◆ **WHAT IS EXPECTED**
The string "then" appears in some lines of the entries that follow; copy each such line.

Records from a data collection
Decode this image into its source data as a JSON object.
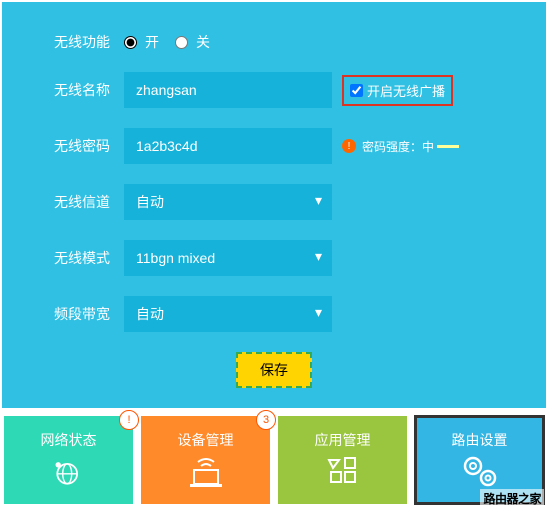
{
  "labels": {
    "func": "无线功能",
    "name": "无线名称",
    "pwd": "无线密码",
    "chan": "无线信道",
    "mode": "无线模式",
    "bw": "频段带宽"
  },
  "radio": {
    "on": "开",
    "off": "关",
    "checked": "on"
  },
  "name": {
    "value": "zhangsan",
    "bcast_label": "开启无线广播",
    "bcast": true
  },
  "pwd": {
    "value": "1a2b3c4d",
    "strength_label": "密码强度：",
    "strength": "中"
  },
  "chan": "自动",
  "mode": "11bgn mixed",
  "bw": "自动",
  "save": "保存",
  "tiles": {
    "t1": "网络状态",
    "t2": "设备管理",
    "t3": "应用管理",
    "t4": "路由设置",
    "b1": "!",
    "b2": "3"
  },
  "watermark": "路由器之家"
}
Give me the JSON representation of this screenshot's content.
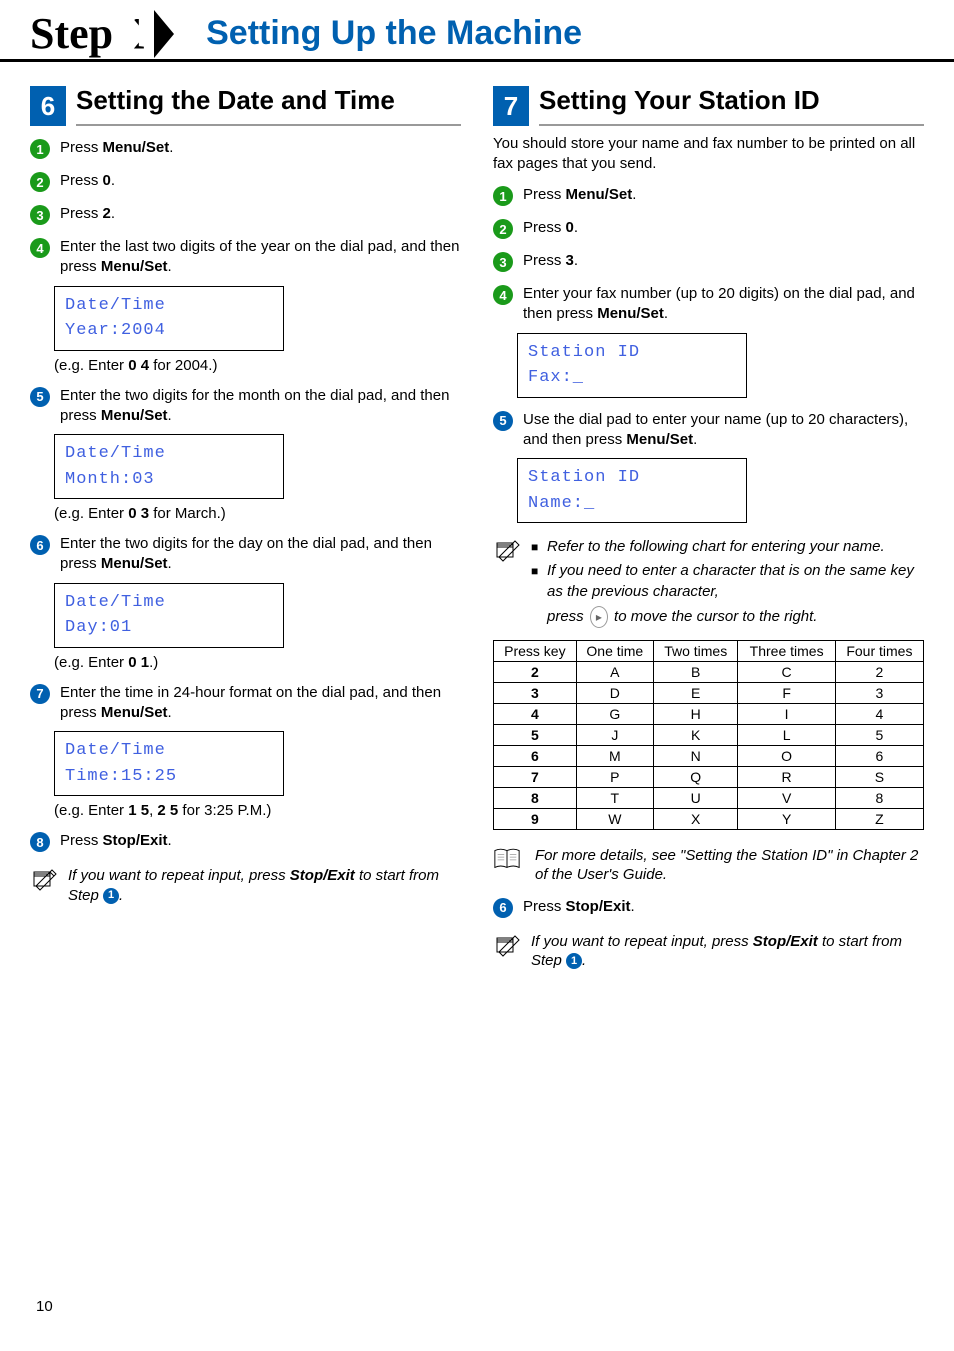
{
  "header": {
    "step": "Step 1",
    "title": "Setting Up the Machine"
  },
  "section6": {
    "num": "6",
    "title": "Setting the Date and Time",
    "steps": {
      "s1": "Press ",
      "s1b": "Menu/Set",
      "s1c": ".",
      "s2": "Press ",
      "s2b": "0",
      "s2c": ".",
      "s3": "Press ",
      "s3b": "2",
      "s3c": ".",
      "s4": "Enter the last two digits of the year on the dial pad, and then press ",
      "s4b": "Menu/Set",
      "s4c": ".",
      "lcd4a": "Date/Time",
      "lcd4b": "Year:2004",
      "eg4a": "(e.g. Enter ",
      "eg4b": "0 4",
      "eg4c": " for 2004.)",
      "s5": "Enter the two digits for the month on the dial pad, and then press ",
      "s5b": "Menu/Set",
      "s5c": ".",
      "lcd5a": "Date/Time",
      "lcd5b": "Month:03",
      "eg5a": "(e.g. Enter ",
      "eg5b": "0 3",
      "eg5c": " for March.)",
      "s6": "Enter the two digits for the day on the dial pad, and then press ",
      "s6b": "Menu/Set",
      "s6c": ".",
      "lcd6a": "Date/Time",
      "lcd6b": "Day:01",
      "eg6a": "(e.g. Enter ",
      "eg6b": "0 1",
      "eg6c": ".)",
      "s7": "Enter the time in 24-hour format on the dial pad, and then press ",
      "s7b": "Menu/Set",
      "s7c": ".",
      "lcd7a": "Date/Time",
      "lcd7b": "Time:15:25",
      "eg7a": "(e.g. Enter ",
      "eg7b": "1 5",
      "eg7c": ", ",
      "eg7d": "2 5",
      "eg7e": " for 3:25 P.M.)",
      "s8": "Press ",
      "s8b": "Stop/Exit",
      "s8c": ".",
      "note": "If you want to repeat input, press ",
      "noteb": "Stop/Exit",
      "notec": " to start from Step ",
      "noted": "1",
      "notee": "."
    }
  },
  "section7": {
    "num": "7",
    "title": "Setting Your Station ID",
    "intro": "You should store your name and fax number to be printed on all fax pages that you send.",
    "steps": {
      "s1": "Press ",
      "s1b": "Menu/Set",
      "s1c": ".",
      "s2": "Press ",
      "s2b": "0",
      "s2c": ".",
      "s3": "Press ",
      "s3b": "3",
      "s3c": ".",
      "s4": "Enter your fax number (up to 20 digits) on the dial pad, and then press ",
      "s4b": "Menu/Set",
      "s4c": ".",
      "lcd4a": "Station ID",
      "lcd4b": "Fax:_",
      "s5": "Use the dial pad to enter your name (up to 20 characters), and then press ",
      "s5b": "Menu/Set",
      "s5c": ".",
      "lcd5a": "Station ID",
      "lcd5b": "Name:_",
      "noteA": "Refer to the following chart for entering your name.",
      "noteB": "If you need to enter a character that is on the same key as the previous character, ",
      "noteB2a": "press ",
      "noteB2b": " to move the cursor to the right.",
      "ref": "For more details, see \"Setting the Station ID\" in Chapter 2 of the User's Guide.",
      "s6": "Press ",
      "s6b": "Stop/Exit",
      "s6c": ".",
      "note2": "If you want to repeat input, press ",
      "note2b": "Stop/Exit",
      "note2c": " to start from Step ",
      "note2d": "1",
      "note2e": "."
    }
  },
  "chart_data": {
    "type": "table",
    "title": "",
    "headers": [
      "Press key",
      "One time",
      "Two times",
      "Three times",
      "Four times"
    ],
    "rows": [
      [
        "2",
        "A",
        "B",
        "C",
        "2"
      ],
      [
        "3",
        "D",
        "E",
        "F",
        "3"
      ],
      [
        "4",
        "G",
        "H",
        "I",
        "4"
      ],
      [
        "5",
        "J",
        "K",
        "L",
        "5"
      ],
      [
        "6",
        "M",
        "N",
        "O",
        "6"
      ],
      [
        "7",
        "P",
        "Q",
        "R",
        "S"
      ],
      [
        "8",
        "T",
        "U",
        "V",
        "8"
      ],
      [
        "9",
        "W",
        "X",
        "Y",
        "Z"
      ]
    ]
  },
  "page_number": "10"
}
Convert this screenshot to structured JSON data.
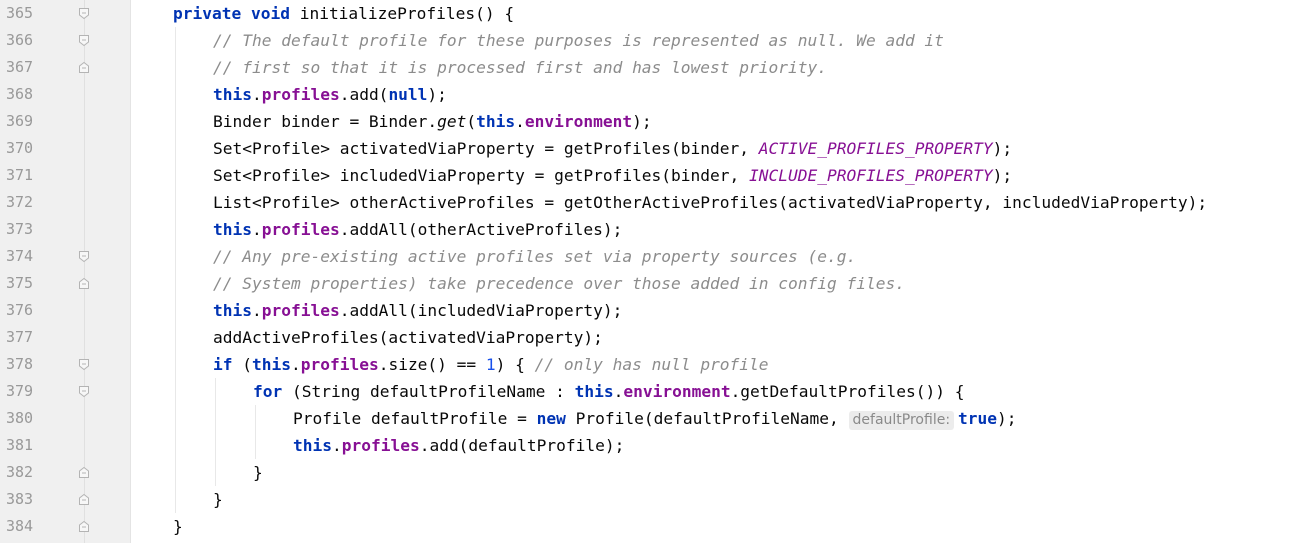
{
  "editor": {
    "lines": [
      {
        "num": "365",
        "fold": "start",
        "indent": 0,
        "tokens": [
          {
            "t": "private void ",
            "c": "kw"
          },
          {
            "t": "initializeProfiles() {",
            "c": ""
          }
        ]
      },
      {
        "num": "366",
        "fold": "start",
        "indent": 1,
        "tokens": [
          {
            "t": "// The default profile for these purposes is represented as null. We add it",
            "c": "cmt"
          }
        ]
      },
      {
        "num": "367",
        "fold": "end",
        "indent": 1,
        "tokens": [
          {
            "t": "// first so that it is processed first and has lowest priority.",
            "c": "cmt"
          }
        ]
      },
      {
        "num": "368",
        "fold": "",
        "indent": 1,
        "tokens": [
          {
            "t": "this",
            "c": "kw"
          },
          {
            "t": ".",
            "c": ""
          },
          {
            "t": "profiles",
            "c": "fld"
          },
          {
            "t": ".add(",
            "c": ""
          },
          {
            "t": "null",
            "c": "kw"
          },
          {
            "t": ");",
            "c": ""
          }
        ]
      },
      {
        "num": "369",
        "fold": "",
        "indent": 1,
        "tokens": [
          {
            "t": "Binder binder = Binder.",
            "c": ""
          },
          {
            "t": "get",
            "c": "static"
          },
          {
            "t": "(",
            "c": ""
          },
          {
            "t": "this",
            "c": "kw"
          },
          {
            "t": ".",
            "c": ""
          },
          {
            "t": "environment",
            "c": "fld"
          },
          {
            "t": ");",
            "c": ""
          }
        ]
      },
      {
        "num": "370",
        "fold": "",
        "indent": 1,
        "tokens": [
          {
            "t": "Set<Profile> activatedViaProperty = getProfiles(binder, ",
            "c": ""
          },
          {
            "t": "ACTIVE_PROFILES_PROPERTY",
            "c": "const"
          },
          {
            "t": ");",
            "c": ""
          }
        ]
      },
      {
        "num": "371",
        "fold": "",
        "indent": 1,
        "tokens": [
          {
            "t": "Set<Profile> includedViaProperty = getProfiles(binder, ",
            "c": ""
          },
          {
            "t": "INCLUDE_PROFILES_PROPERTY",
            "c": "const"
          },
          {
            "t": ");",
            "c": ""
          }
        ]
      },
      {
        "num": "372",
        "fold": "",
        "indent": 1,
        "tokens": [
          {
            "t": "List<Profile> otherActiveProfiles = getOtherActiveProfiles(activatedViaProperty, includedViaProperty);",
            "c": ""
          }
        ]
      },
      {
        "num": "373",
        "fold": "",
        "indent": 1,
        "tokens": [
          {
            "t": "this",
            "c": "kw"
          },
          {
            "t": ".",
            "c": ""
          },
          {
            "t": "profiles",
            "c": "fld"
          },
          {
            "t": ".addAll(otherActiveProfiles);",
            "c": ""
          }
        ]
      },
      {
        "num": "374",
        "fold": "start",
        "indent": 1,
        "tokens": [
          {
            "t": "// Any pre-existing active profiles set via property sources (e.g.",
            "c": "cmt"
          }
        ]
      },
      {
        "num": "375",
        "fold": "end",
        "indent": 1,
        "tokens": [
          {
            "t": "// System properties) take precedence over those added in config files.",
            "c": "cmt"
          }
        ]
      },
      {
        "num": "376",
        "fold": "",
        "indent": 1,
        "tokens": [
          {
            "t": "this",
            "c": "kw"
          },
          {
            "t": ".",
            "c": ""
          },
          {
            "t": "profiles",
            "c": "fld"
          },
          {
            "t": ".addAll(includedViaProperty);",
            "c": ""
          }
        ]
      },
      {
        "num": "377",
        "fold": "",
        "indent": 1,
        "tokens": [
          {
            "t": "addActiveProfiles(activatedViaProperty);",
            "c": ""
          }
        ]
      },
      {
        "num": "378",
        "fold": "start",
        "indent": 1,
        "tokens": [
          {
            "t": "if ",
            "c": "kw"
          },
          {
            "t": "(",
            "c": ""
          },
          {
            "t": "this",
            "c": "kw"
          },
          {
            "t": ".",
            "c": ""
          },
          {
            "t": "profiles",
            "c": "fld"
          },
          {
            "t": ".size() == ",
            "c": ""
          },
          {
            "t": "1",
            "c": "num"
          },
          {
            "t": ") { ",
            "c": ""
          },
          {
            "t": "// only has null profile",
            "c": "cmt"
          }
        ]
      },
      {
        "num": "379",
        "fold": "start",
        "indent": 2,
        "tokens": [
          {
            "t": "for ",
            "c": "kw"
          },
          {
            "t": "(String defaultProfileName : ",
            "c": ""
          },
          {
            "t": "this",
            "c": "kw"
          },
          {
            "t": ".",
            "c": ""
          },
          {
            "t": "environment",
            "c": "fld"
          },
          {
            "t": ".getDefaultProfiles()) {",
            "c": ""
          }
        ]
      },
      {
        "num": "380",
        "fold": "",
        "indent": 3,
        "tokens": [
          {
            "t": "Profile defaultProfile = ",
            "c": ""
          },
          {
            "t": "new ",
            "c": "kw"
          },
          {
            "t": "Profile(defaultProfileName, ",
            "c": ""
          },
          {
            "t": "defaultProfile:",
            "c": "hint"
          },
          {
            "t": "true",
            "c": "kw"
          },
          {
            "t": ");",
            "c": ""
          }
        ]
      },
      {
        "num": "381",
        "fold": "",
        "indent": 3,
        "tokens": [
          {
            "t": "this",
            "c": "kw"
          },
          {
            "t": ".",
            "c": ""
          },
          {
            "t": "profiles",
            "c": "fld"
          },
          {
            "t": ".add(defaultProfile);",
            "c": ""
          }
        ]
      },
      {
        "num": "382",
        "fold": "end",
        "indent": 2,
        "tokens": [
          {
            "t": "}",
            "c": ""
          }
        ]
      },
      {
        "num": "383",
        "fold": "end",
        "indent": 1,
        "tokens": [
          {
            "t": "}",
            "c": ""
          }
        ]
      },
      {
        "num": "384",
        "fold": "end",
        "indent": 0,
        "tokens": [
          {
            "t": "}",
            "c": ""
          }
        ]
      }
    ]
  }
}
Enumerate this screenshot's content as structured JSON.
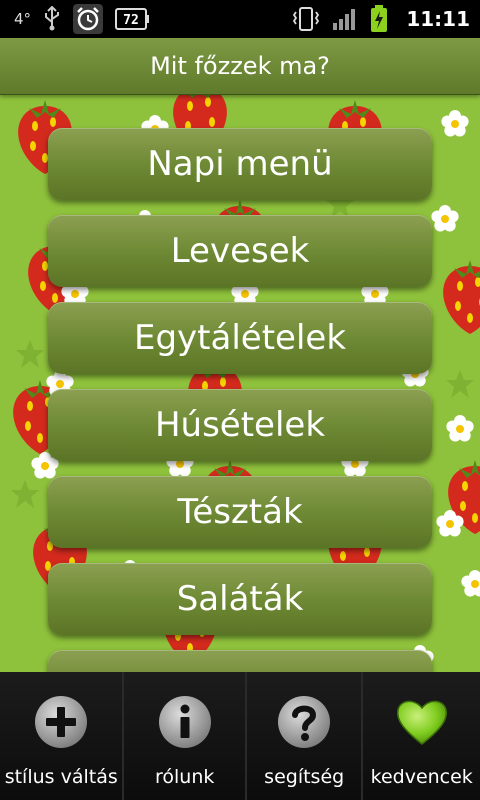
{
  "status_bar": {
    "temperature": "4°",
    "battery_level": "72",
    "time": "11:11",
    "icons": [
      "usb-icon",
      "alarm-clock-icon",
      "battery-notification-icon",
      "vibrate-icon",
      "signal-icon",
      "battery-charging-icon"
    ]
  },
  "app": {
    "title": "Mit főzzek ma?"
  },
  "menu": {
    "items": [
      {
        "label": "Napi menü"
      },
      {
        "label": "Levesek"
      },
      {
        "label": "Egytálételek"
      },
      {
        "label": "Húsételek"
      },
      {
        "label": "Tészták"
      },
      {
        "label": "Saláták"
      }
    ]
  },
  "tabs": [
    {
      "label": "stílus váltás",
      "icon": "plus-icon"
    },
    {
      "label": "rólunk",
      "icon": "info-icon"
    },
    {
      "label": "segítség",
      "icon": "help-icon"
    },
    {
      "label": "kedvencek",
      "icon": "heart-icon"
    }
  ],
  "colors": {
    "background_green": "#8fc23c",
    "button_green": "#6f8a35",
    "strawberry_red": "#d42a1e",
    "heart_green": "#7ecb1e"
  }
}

◆ **OUTPUT FOR THIS TASK**
      "s4": "Enter the last two digits of the year on the dial pad, and then press ",
      "s5": "Enter the two digits for the month on the dial pad, and then press ",
      "s6": "Enter the two digits for the day on the dial pad, and then press ",
      "s7": "Enter the time in 24-hour format on the dial pad, and then press ",
      "s4": "Enter your fax number (up to 20 digits) on the dial pad, and then press ",
      "s5": "Use the dial pad to enter your name (up to 20 characters), and then press ",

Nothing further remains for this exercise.